American Morning’s Monday audience believed the Pelosi/CIA issue was nothing more than a divergence created by the Republicans to veer attention away from the real story – torture under the Bush administration.
Was this, as the viewers above contend, an attempt by the Republicans to transfer blame for torture to the Democrats? Do you believe the government should continue to investigate the former Bush Administration for its part in approving such techniques to gather intelligence?
House Speaker Nancy Pelosi might be fighting for her political future this week. Republicans say if the CIA misled Congress on the use of torture on terror suspects as Pelosi has claimed they want to see proof.
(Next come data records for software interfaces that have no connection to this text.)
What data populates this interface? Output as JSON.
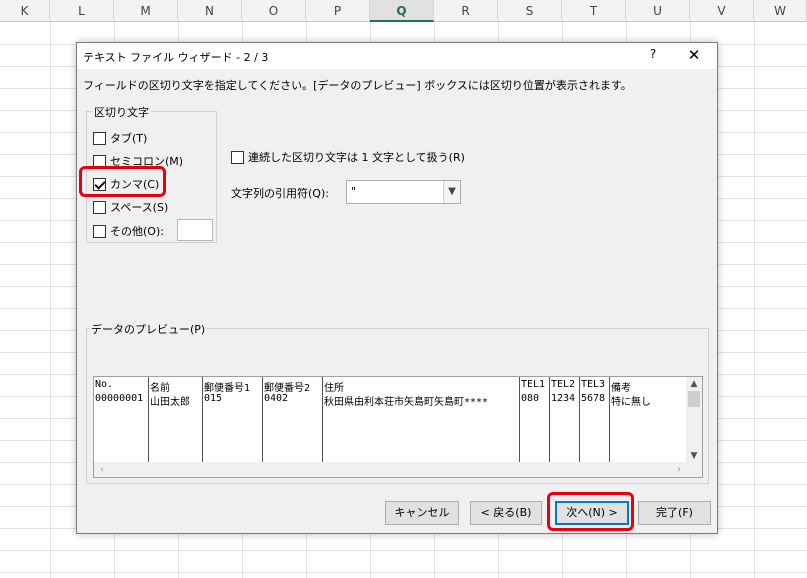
{
  "sheet": {
    "columns": [
      "K",
      "L",
      "M",
      "N",
      "O",
      "P",
      "Q",
      "R",
      "S",
      "T",
      "U",
      "V",
      "W"
    ],
    "selected_column": "Q"
  },
  "dialog": {
    "title": "テキスト ファイル ウィザード - 2 / 3",
    "help_label": "?",
    "close_label": "✕",
    "instruction": "フィールドの区切り文字を指定してください。[データのプレビュー] ボックスには区切り位置が表示されます。",
    "delimiters": {
      "legend": "区切り文字",
      "tab": {
        "label": "タブ(T)",
        "checked": false
      },
      "semicolon": {
        "label": "セミコロン(M)",
        "checked": false
      },
      "comma": {
        "label": "カンマ(C)",
        "checked": true
      },
      "space": {
        "label": "スペース(S)",
        "checked": false
      },
      "other": {
        "label": "その他(O):",
        "checked": false,
        "value": ""
      }
    },
    "consecutive": {
      "label": "連続した区切り文字は 1 文字として扱う(R)",
      "checked": false
    },
    "text_qualifier": {
      "label": "文字列の引用符(Q):",
      "value": "\""
    },
    "preview": {
      "legend": "データのプレビュー(P)",
      "headers": [
        "No.",
        "名前",
        "郵便番号1",
        "郵便番号2",
        "住所",
        "TEL1",
        "TEL2",
        "TEL3",
        "備考"
      ],
      "rows": [
        [
          "00000001",
          "山田太郎",
          "015",
          "0402",
          "秋田県由利本荘市矢島町矢島町****",
          "080",
          "1234",
          "5678",
          "特に無し"
        ]
      ]
    },
    "buttons": {
      "cancel": "キャンセル",
      "back": "< 戻る(B)",
      "next": "次へ(N) >",
      "finish": "完了(F)"
    }
  },
  "colors": {
    "highlight": "#e60012",
    "excel_green": "#217346",
    "focus_blue": "#0078d7"
  }
}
Pelosi wants the full transcript of classified notes of a 2002 briefing on waterboarding made public. She says that will prove she was not told the technique was being used. A top Republican on the Senate Intelligence Committee insists that he read those notes from that briefing and that Pelosi is wrong.
Congressman Peter Hoekstra (R-MI) is the ranking member of the House Intelligence Committee. He says Pelosi needs to be held accountable for what she has said. He spoke to Kiran Chetry on CNN’s “American Morning” Monday.
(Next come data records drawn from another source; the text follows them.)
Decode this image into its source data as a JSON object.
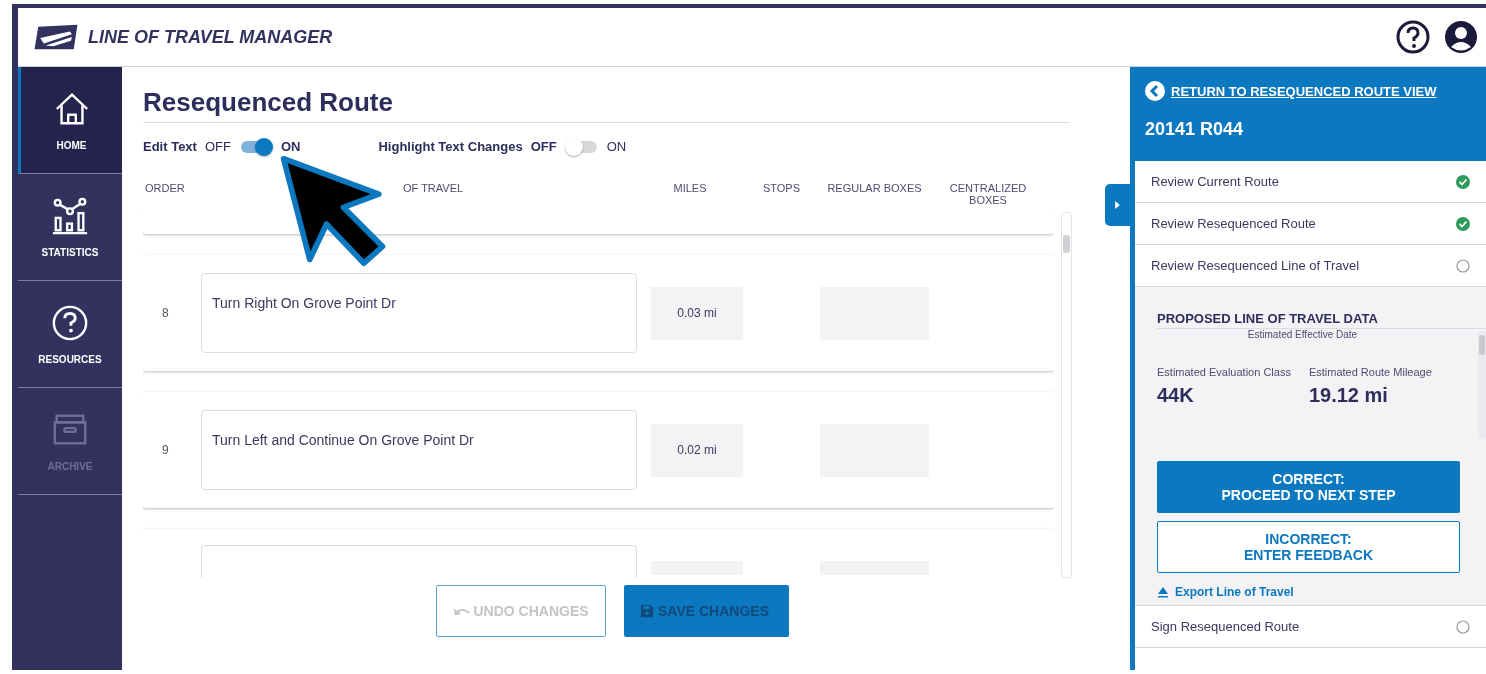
{
  "header": {
    "app_title": "LINE OF TRAVEL MANAGER"
  },
  "sidebar": {
    "items": [
      {
        "label": "HOME",
        "kind": "home",
        "selected": true,
        "disabled": false
      },
      {
        "label": "STATISTICS",
        "kind": "stats",
        "selected": false,
        "disabled": false
      },
      {
        "label": "RESOURCES",
        "kind": "help",
        "selected": false,
        "disabled": false
      },
      {
        "label": "ARCHIVE",
        "kind": "archive",
        "selected": false,
        "disabled": true
      }
    ]
  },
  "main": {
    "title": "Resequenced Route",
    "toggles": [
      {
        "label": "Edit Text",
        "off_label": "OFF",
        "on_label": "ON",
        "on": true
      },
      {
        "label": "Highlight Text Changes",
        "off_label": "OFF",
        "on_label": "ON",
        "on": false
      }
    ],
    "columns": [
      "ORDER",
      "OF TRAVEL",
      "MILES",
      "STOPS",
      "REGULAR BOXES",
      "CENTRALIZED BOXES"
    ],
    "rows": [
      {
        "kind": "partial-top"
      },
      {
        "kind": "full",
        "order": "8",
        "text": "Turn Right On Grove Point Dr",
        "miles": "0.03 mi"
      },
      {
        "kind": "full",
        "order": "9",
        "text": "Turn Left and Continue On Grove Point Dr",
        "miles": "0.02 mi"
      },
      {
        "kind": "partial-bottom"
      }
    ],
    "buttons": [
      {
        "label": "UNDO CHANGES",
        "kind": "undo",
        "disabled": true
      },
      {
        "label": "SAVE CHANGES",
        "kind": "save",
        "disabled": true
      }
    ]
  },
  "panel": {
    "return_link": "RETURN TO RESEQUENCED ROUTE VIEW",
    "route_id": "20141 R044",
    "steps": [
      {
        "label": "Review Current Route",
        "done": true
      },
      {
        "label": "Review Resequenced Route",
        "done": true
      },
      {
        "label": "Review Resequenced Line of Travel",
        "done": false
      }
    ],
    "section_title": "PROPOSED LINE OF TRAVEL DATA",
    "cut_label": "Estimated Effective Date",
    "stats": [
      {
        "label": "Estimated Evaluation Class",
        "value": "44K"
      },
      {
        "label": "Estimated Route Mileage",
        "value": "19.12 mi"
      }
    ],
    "buttons": [
      {
        "kind": "primary",
        "lines": [
          "CORRECT:",
          "PROCEED TO NEXT STEP"
        ]
      },
      {
        "kind": "outline",
        "lines": [
          "INCORRECT:",
          "ENTER FEEDBACK"
        ]
      }
    ],
    "export_link": "Export Line of Travel",
    "last_step": {
      "label": "Sign Resequenced Route",
      "done": false
    }
  }
}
Kiran Chetry: As a member of the House Intelligence Committee, how much information were you or your colleagues given regarding interrogation tactics?
Peter Hoekstra: I expect that what happened is very much like the briefings I received in 2004 when I became chairman of the committee. You get a very, very detailed briefing as to exactly what's going on in the program that the CIA may be laying out for you. When the briefing is complete, there's really a couple of questions that either they ask or that you ask. It's kind of like... is there any other additional information that you feel you need, congressman? And then really the implied question is... do you agree or do you not agree with the program and the tactics that we’ve put in place?
Chetry: So realistically speaking, if Nancy Pelosi at the time was informed about the waterboarding as a potential technique or even currently being used, would it be the proper or the de rigueur thing to do to write a memo expressing your opposition to that?
Hoekstra: Well, actually, the first thing you would do in the briefing, you would express your anger or your disagreement with the policy that you may be briefed on. If you don't get satisfaction from the briefers, because they're not the ones that are really making the decisions, what you would then do is go back to the leadership in your political party, in this case, she would have gone back to the minority leader and said... hey, there's a practice being contemplated or being acted on in the intelligence community that I disagree with and I think that we need to stop it. And then you would go to the president. There's lots of options that you can use.
Here are the big stories on the agenda today: